• The keyword private signals that we do not want to reveal this input, but still prove that we know its value.
• sha256packed — A function that takes 4 field elements as inputs, unpacks each of them to 128 bits (big endian), concatenates them and applies sha256. It then returns two field elements, each representing 128 bits of the result. sha256packed is a SHA256 implementation that is optimized for the use in the ZoKrates DSL.

We have to pass 512 bits of input to sha256. As a consequence, we use four field elements, each one encoding 128 bits, to represent our input. The four elements are then concatenated in ZoKrates and passed to SHA256. Given that the resulting hash is 256 bit long, we split it in two and return each value as a 128 bit number. The zk circuit will look like:

Copy the `zk-circuit.code` inside the zokrates container.
`docker cp zk-circuit.code zokrates:/home/zokrates/`

Go to the zokrates container and compile the circuit. `zokrates-compile` compiles the circuit into flattened conditions and produces two files: human-readable ‘.code’ file and binary file.

`./zokrates compile -i zk-circuit.codeCompiling zk-circuit.code...Compiled code written to ‘out’Number of constraints: 165257`

Now, we generate the proving and verification keys for the computation.

`zokrates setup` performs a trusted setup for a given constraint system. It uses a generator function to generates these keys from the arithmetic circuit and “toxic-waste” parameter lambda. `(pk, vk) = G(λ, C)`.
`./zokrates setup`

You can check that 2 new files, `proving.key` and `verification.key` have been generated. The proving key can be made public for anyone to be able to generate proofs of the knowledge. Next, we will generate a verifier contract that will be deployed on the ethereum blockchain. Luckily, zokrates provides this functionality out of the box.
`./zokrates export-verifier`

Using `verifying.key`, it generates a solidity contract which contains the generated verification key and a public function `verifyTx` to verify a solution to the compiled program.

Now we shall generate the zk-proof. I wrote a script that prints the compute witness command that should be fed to the zokrates cli to generate the requisite proof.

The function `getTransferZkParams(sender, noteValue, receiver, value)` prints the compute-witness zokrates cli command that needs to be executed inside the zokrates docker container. For my example of
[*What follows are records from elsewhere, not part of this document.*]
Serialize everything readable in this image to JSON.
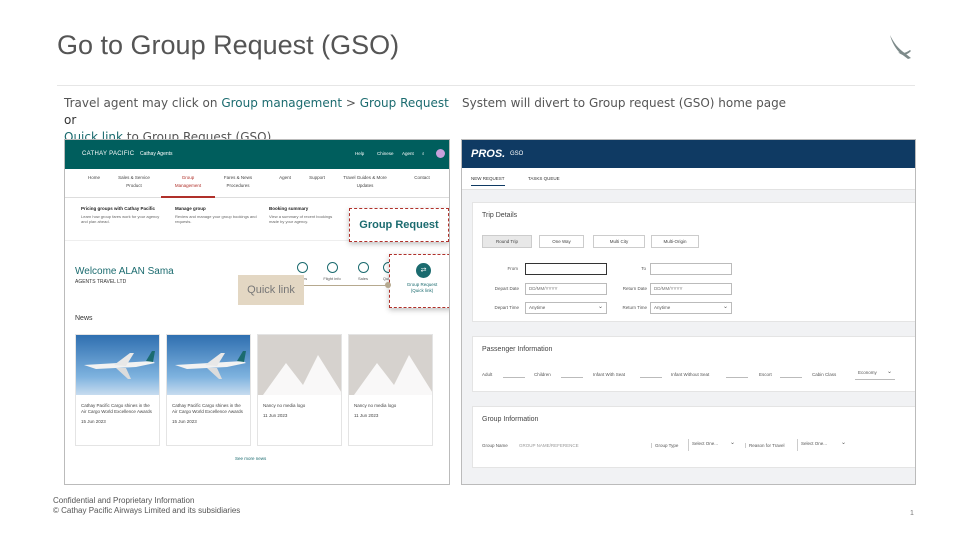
{
  "slide": {
    "title": "Go to Group Request (GSO)",
    "page_number": "1",
    "footer_line1": "Confidential and Proprietary Information",
    "footer_line2": "© Cathay Pacific Airways Limited and its subsidiaries"
  },
  "intro": {
    "prefix": "Travel agent may click on ",
    "link1": "Group management",
    "sep": " > ",
    "link2": "Group Request",
    "or": "  or",
    "link3": "Quick link",
    "suffix": " to Group Request (GSO)"
  },
  "system_note": "System will divert to Group request (GSO) home page",
  "left_shot": {
    "brand": "CATHAY PACIFIC",
    "portal": "Cathay Agents",
    "util": [
      "Help",
      "Chinese",
      "Agent"
    ],
    "nav": [
      {
        "label": "Home",
        "sub": ""
      },
      {
        "label": "Sales & Service",
        "sub": "Product"
      },
      {
        "label": "Group",
        "sub": "Management"
      },
      {
        "label": "Fares & News",
        "sub": "Procedures"
      },
      {
        "label": "Agent",
        "sub": ""
      },
      {
        "label": "Support",
        "sub": ""
      },
      {
        "label": "Travel Guides & More",
        "sub": "Updates"
      },
      {
        "label": "Contact",
        "sub": ""
      }
    ],
    "cards": [
      {
        "title": "Pricing groups with Cathay Pacific",
        "desc": "Learn how group fares work for your agency and plan ahead."
      },
      {
        "title": "Manage group",
        "desc": "Review and manage your group bookings and requests."
      },
      {
        "title": "Booking summary",
        "desc": "View a summary of recent bookings made by your agency."
      }
    ],
    "group_request_label": "Group Request",
    "welcome": "Welcome ALAN Sama",
    "welcome_sub": "AGENTS TRAVEL LTD",
    "quick_icons": [
      "Fares",
      "Flight info",
      "Sales",
      "Quick"
    ],
    "quick_link_label": "Group Request\n(Quick link)",
    "quick_link_tag": "Quick link",
    "news_heading": "News",
    "news": [
      {
        "title": "Cathay Pacific Cargo shines in the Air Cargo World Excellence Awards",
        "date": "15 Jun 2023",
        "img": "plane"
      },
      {
        "title": "Cathay Pacific Cargo shines in the Air Cargo World Excellence Awards",
        "date": "15 Jun 2023",
        "img": "plane"
      },
      {
        "title": "Nancy no media logo",
        "date": "11 Jun 2023",
        "img": "placeholder"
      },
      {
        "title": "Nancy no media logo",
        "date": "11 Jun 2023",
        "img": "placeholder"
      }
    ],
    "see_more": "See more news"
  },
  "right_shot": {
    "logo": "PROS.",
    "app": "GSO",
    "tabs": [
      "NEW REQUEST",
      "TASKS QUEUE"
    ],
    "trip": {
      "heading": "Trip Details",
      "segments": [
        "Round Trip",
        "One Way",
        "Multi City",
        "Multi-Origin"
      ],
      "from_label": "From",
      "to_label": "To",
      "depart_date_label": "Depart Date",
      "depart_date_placeholder": "DD/MM/YYYY",
      "return_date_label": "Return Date",
      "return_date_placeholder": "DD/MM/YYYY",
      "depart_time_label": "Depart Time",
      "depart_time_value": "Anytime",
      "return_time_label": "Return Time",
      "return_time_value": "Anytime"
    },
    "passenger": {
      "heading": "Passenger Information",
      "fields": [
        "Adult",
        "Children",
        "Infant With Seat",
        "Infant Without Seat",
        "Escort"
      ],
      "cabin_label": "Cabin Class",
      "cabin_value": "Economy"
    },
    "group": {
      "heading": "Group Information",
      "name_label": "Group Name",
      "name_placeholder": "GROUP NAME/REFERENCE",
      "type_label": "Group Type",
      "type_value": "Select One...",
      "reason_label": "Reason for Travel",
      "reason_value": "Select One..."
    }
  }
}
`getTransferZkParams(    ‘0x3644B986B3F5Ba3cb8D5627A22465942f8E06d09’, // sender    ‘0xb’, // value of the secret note    ‘0x9e8f633D0C46ED7170EF3B30E291c64a91a49C7E’, // receiver    ‘0x9’ // value to be sent);`

Running the script `zokcmd.js`, yields the command
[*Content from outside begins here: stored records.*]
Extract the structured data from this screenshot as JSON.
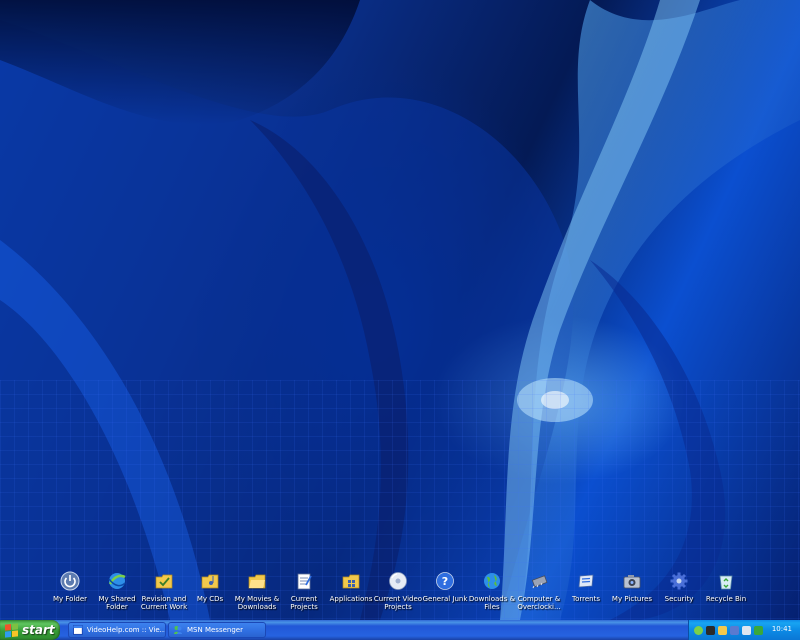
{
  "desktop": {
    "icons": [
      {
        "label": "My Folder",
        "icon": "power-icon"
      },
      {
        "label": "My Shared\nFolder",
        "icon": "globe-folder-icon"
      },
      {
        "label": "Revision and\nCurrent Work",
        "icon": "folder-check-icon"
      },
      {
        "label": "My CDs",
        "icon": "folder-music-icon"
      },
      {
        "label": "My Movies &\nDownloads",
        "icon": "folder-icon"
      },
      {
        "label": "Current\nProjects",
        "icon": "notepad-icon"
      },
      {
        "label": "Applications",
        "icon": "folder-apps-icon"
      },
      {
        "label": "Current Video\nProjects",
        "icon": "disc-icon"
      },
      {
        "label": "General Junk",
        "icon": "help-icon"
      },
      {
        "label": "Downloads &\nFiles",
        "icon": "globe-icon"
      },
      {
        "label": "Computer &\nOverclocki...",
        "icon": "chip-icon"
      },
      {
        "label": "Torrents",
        "icon": "torrent-icon"
      },
      {
        "label": "My Pictures",
        "icon": "camera-icon"
      },
      {
        "label": "Security",
        "icon": "gear-icon"
      },
      {
        "label": "Recycle Bin",
        "icon": "recycle-bin-icon"
      }
    ]
  },
  "taskbar": {
    "start_label": "start",
    "tasks": [
      {
        "label": "VideoHelp.com :: Vie...",
        "icon": "ie-window-icon"
      },
      {
        "label": "MSN Messenger",
        "icon": "msn-icon"
      }
    ],
    "clock": "10:41"
  },
  "colors": {
    "start_green": "#3c9a3c",
    "taskbar_blue": "#2663e0",
    "tray_blue": "#0c8be6"
  }
}
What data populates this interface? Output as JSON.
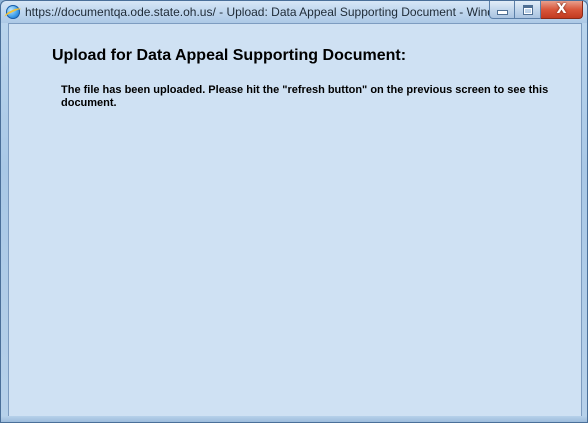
{
  "window": {
    "title": "https://documentqa.ode.state.oh.us/ - Upload: Data Appeal Supporting Document - Wind...",
    "controls": {
      "minimize_icon": "minimize-icon",
      "maximize_icon": "maximize-icon",
      "close_icon": "close-icon",
      "close_glyph": "X"
    },
    "title_icon": "internet-explorer-icon"
  },
  "page": {
    "heading": "Upload for Data Appeal Supporting Document:",
    "message": "The file has been uploaded. Please hit the \"refresh button\" on the previous screen to see this document."
  }
}
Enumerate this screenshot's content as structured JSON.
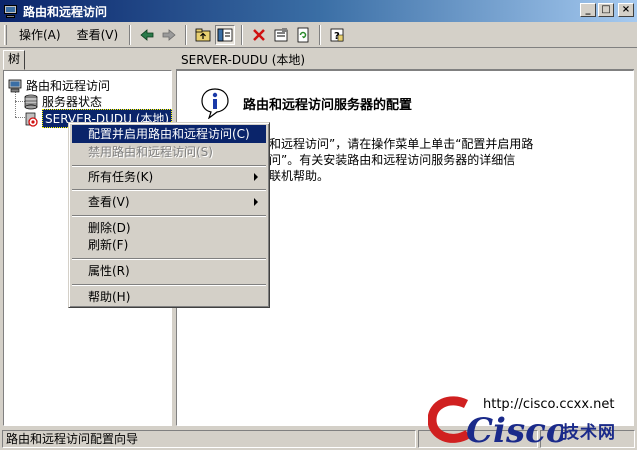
{
  "window": {
    "title": "路由和远程访问",
    "buttons": [
      "_",
      "□",
      "×"
    ]
  },
  "menu": {
    "action": "操作(A)",
    "view": "查看(V)"
  },
  "toolbar": {
    "icons": [
      "back-icon",
      "forward-icon",
      "up-folder-icon",
      "show-tree-icon",
      "delete-icon",
      "properties-icon",
      "refresh-icon",
      "help-icon"
    ]
  },
  "left": {
    "tab_label": "树",
    "tree": {
      "root": "路由和远程访问",
      "server_status": "服务器状态",
      "server": "SERVER-DUDU (本地)"
    }
  },
  "right": {
    "header": "SERVER-DUDU (本地)",
    "heading": "路由和远程访问服务器的配置",
    "body_lines": [
      "和远程访问”，请在操作菜单上单击“配置并启用路",
      "问”。有关安装路由和远程访问服务器的详细信",
      "联机帮助。"
    ]
  },
  "context_menu": {
    "configure": "配置并启用路由和远程访问(C)",
    "disable": "禁用路由和远程访问(S)",
    "all_tasks": "所有任务(K)",
    "view": "查看(V)",
    "delete": "删除(D)",
    "refresh": "刷新(F)",
    "properties": "属性(R)",
    "help": "帮助(H)"
  },
  "status_bar": {
    "text": "路由和远程访问配置向导"
  },
  "watermark": {
    "url": "http://cisco.ccxx.net",
    "logo_text": "Cisco",
    "tagline": "技术网"
  }
}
`./zokrates compute-witness -a 232310020822901034104762510965330293111 290107346578087637545360782727286918188 910473606 239207701314920212136923811659422657801 0 11 210219292964116369102883671286459321076 227322991366389551999749449849806758625 2660197181 16319012648326391858874240100255177854 0 9 42022122505097917127364068979301637648 120910671520054972343429929459551033400 0 2`

Here each input is a 128 bit number and represented in base 10. Now, running the command in the zokrates container to generate the witness; I get
`Witness: ~out_0 1`

Now, to generate the proof that’ll actually go as a transaction;
`./zokrates generate-proof`The proof is written to `proof.json` .

The next step is to send this proof as a transaction along with the encrypted versions of the 2 new notes. The script for doing the same can be found here.

Finally, towards the end of the hackathon, I had 2 options — to get a couple hours of sleep before the judging began or writing in the functionality to be able to convert your secret ZkDai (we were calling it liquidating) into vanilla publicly visible DAI token for the owner to spend freely. Needless to say, I chose the latter :D The solidity code for the same can be found here. Details about gas, sample transaction etc can be found in the following tweet.

I know I have glossed over some details. If you have any thoughts, questions or feedback, head to the comments section! If you’d like to help me in developing ZkDai further, DM me on twitter. I would like to hear from you.